Understanding the distinction between an educational diagnosis and a medical diagnosis is really important for families who have children with autism. A medical diagnosis will allow a child to gain access to medical services such as ABA and will be paid for by Centennial Care or private insurance in the state of NM. In contrast, an educational diagnosis of autism will allow a child with a child to access special education services in his/her school setting.
There are two criteria that have to be met for a child with autism to receive an educational diagnosis of autism and receive special education services.
- He/she has to have a diagnosis of autism to qualify for the exceptionality of autism under IDEA.
- The IEP team has to agree that the child needs specialized instruction (special education services) to access her/his educational environment.
Often, how an educational diagnosis is determined in NM's schools is incorrect and is being used to deny children with autism special education services. In addition, parents are often confused when their children have a medical diagnosis of autism but then are told (by their schools) that their children do not have an educational diagnosis of autism and the difference between the two isn't explained.
The question parents often ask me is, "How can my child have autism everywhere else, but not in school?" This a really good question and the answer is, children do not have autism everywhere else, but not in school. It is just that to receive an educational diagnosis, the child has to have challenges in school that qualify her/him for special education services. A helpful visual can be found at https://www.webpsychology.com/difference-between-education-identification-and-medication-diagnosis-autism-spectrum-disorder. However, it should be noted, there are two places in the link provided that do not apply to NM.
- New Mexico Centennial Care and private insurance must cover evaluations for a medical diagnosis of autism
- IDEA mandates that private evaluations be accepted and considered in the IEP process.
A school evaluation for autism does not trump a medical diagnosis. Both evaluations must be considered by the IEP team (which must include the parents) to determine if the child falls under the exceptionality of autism according to IDEA. If the answer is yes, the child has the exceptionality of autism, then the team must decide if the autism exceptionality is affecting the child's ability to fully access her/his educational environment to the extent that specialized instruction is needed.
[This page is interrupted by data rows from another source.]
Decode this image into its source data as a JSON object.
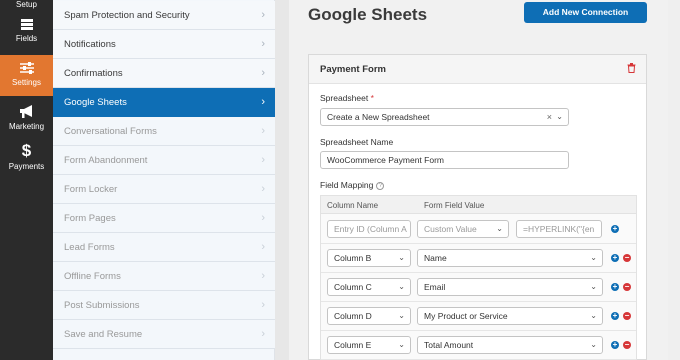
{
  "leftnav": {
    "items": [
      {
        "label": "Setup",
        "icon": "gear-icon"
      },
      {
        "label": "Fields",
        "icon": "fields-icon"
      },
      {
        "label": "Settings",
        "icon": "sliders-icon"
      },
      {
        "label": "Marketing",
        "icon": "megaphone-icon"
      },
      {
        "label": "Payments",
        "icon": "dollar-icon"
      }
    ],
    "active_color": "#e27730"
  },
  "submenu": {
    "items": [
      {
        "label": "Spam Protection and Security",
        "state": "enabled"
      },
      {
        "label": "Notifications",
        "state": "enabled"
      },
      {
        "label": "Confirmations",
        "state": "enabled"
      },
      {
        "label": "Google Sheets",
        "state": "active"
      },
      {
        "label": "Conversational Forms",
        "state": "disabled"
      },
      {
        "label": "Form Abandonment",
        "state": "disabled"
      },
      {
        "label": "Form Locker",
        "state": "disabled"
      },
      {
        "label": "Form Pages",
        "state": "disabled"
      },
      {
        "label": "Lead Forms",
        "state": "disabled"
      },
      {
        "label": "Offline Forms",
        "state": "disabled"
      },
      {
        "label": "Post Submissions",
        "state": "disabled"
      },
      {
        "label": "Save and Resume",
        "state": "disabled"
      }
    ],
    "chevron": "›"
  },
  "main": {
    "title": "Google Sheets",
    "add_button": "Add New Connection",
    "card": {
      "title": "Payment Form",
      "spreadsheet_label": "Spreadsheet",
      "required_mark": "*",
      "spreadsheet_value": "Create a New Spreadsheet",
      "spreadsheet_name_label": "Spreadsheet Name",
      "spreadsheet_name_value": "WooCommerce Payment Form",
      "field_mapping_label": "Field Mapping",
      "help_mark": "?",
      "mapping": {
        "col_header": "Column Name",
        "val_header": "Form Field Value",
        "first_row": {
          "column_placeholder": "Entry ID (Column A",
          "value_placeholder": "Custom Value",
          "formula": "=HYPERLINK(\"{en"
        },
        "rows": [
          {
            "column": "Column B",
            "value": "Name"
          },
          {
            "column": "Column C",
            "value": "Email"
          },
          {
            "column": "Column D",
            "value": "My Product or Service"
          },
          {
            "column": "Column E",
            "value": "Total Amount"
          }
        ]
      }
    }
  },
  "colors": {
    "primary": "#0e6eb5",
    "danger": "#d63638",
    "nav_bg": "#2b2b2b"
  }
}
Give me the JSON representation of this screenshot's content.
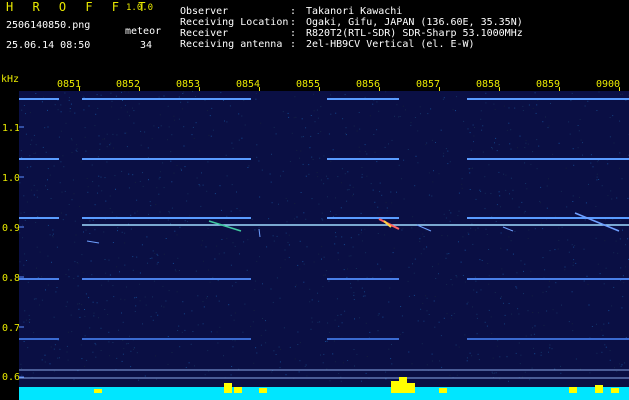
{
  "header": {
    "logo": "H R O F F T",
    "version": "1.0.0",
    "filename": "2506140850.png",
    "datetime": "25.06.14 08:50",
    "meteor_label": "meteor",
    "meteor_count": "34",
    "info": [
      {
        "label": "Observer",
        "value": "Takanori Kawachi"
      },
      {
        "label": "Receiving Location",
        "value": "Ogaki, Gifu, JAPAN (136.60E, 35.35N)"
      },
      {
        "label": "Receiver",
        "value": "R820T2(RTL-SDR) SDR-Sharp 53.1000MHz"
      },
      {
        "label": "Receiving antenna",
        "value": "2el-HB9CV Vertical (el. E-W)"
      }
    ],
    "separator": ":"
  },
  "axis": {
    "unit": "kHz",
    "y_ticks": [
      "1.1",
      "1.0",
      "0.9",
      "0.8",
      "0.7",
      "0.6"
    ],
    "x_ticks": [
      "0851",
      "0852",
      "0853",
      "0854",
      "0855",
      "0856",
      "0857",
      "0858",
      "0859",
      "0900"
    ]
  },
  "colors": {
    "axis_text": "#e8e800",
    "background": "#0a0f44",
    "carrier_line": "#5a9cff",
    "meteor": "#ff6060",
    "power_bar": "#00ffff",
    "power_peak": "#ffff00"
  }
}
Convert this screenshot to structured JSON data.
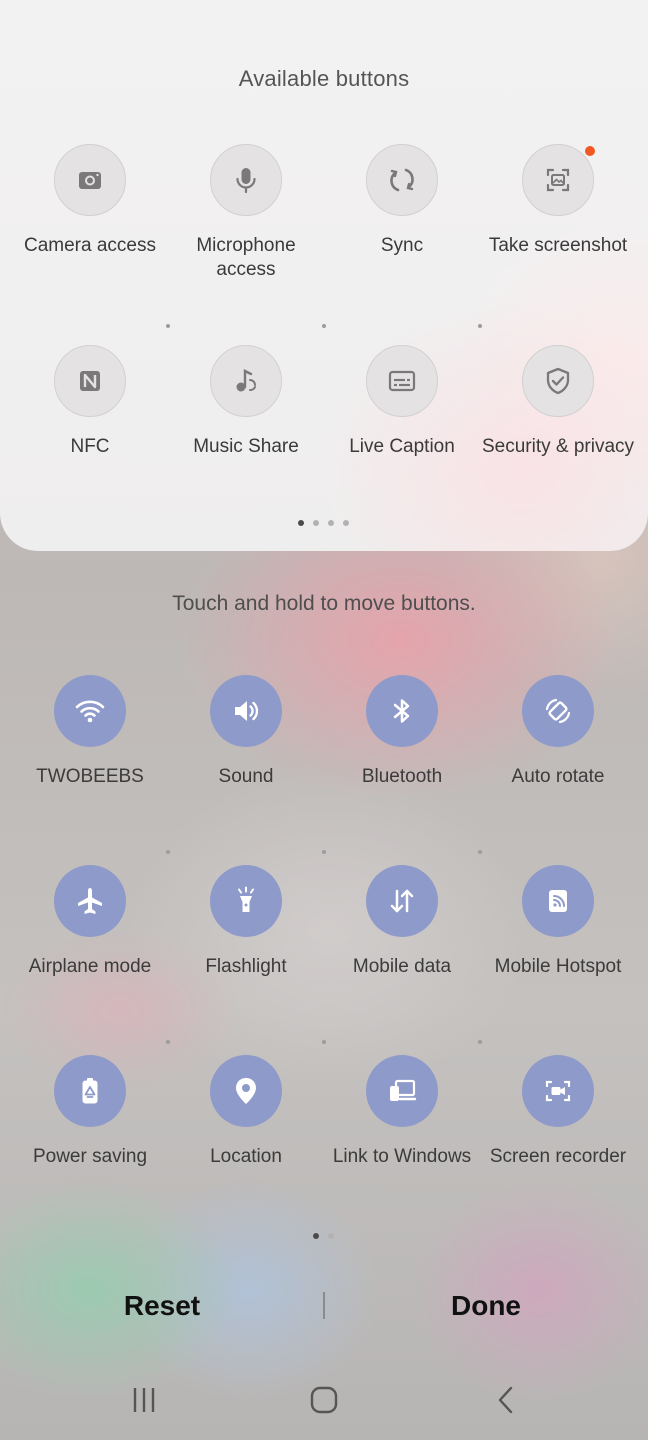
{
  "available": {
    "title": "Available buttons",
    "tiles": [
      {
        "label": "Camera access",
        "icon": "camera-icon"
      },
      {
        "label": "Microphone access",
        "icon": "microphone-icon"
      },
      {
        "label": "Sync",
        "icon": "sync-icon"
      },
      {
        "label": "Take screenshot",
        "icon": "screenshot-icon",
        "badge": true
      },
      {
        "label": "NFC",
        "icon": "nfc-icon"
      },
      {
        "label": "Music Share",
        "icon": "music-share-icon"
      },
      {
        "label": "Live Caption",
        "icon": "live-caption-icon"
      },
      {
        "label": "Security & privacy",
        "icon": "shield-check-icon"
      }
    ],
    "pages": 4,
    "current_page": 1
  },
  "hint": "Touch and hold to move buttons.",
  "active": {
    "tiles": [
      {
        "label": "TWOBEEBS",
        "icon": "wifi-icon"
      },
      {
        "label": "Sound",
        "icon": "speaker-icon"
      },
      {
        "label": "Bluetooth",
        "icon": "bluetooth-icon"
      },
      {
        "label": "Auto rotate",
        "icon": "auto-rotate-icon"
      },
      {
        "label": "Airplane mode",
        "icon": "airplane-icon"
      },
      {
        "label": "Flashlight",
        "icon": "flashlight-icon"
      },
      {
        "label": "Mobile data",
        "icon": "mobile-data-icon"
      },
      {
        "label": "Mobile Hotspot",
        "icon": "hotspot-icon"
      },
      {
        "label": "Power saving",
        "icon": "power-saving-icon"
      },
      {
        "label": "Location",
        "icon": "location-icon"
      },
      {
        "label": "Link to Windows",
        "icon": "link-to-windows-icon"
      },
      {
        "label": "Screen recorder",
        "icon": "screen-recorder-icon"
      }
    ],
    "pages": 2,
    "current_page": 1
  },
  "actions": {
    "reset_label": "Reset",
    "done_label": "Done"
  },
  "navbar": {
    "recents": "recents-icon",
    "home": "home-icon",
    "back": "back-icon"
  },
  "colors": {
    "active_tile": "#8e9ac9",
    "inactive_tile": "#e4e2e2",
    "badge": "#f05a22"
  }
}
If the answer is yes, the child required specialized instruction, then the child qualifies for special education services and, therefore, meets the school's definition of an educational diagnosis of autism.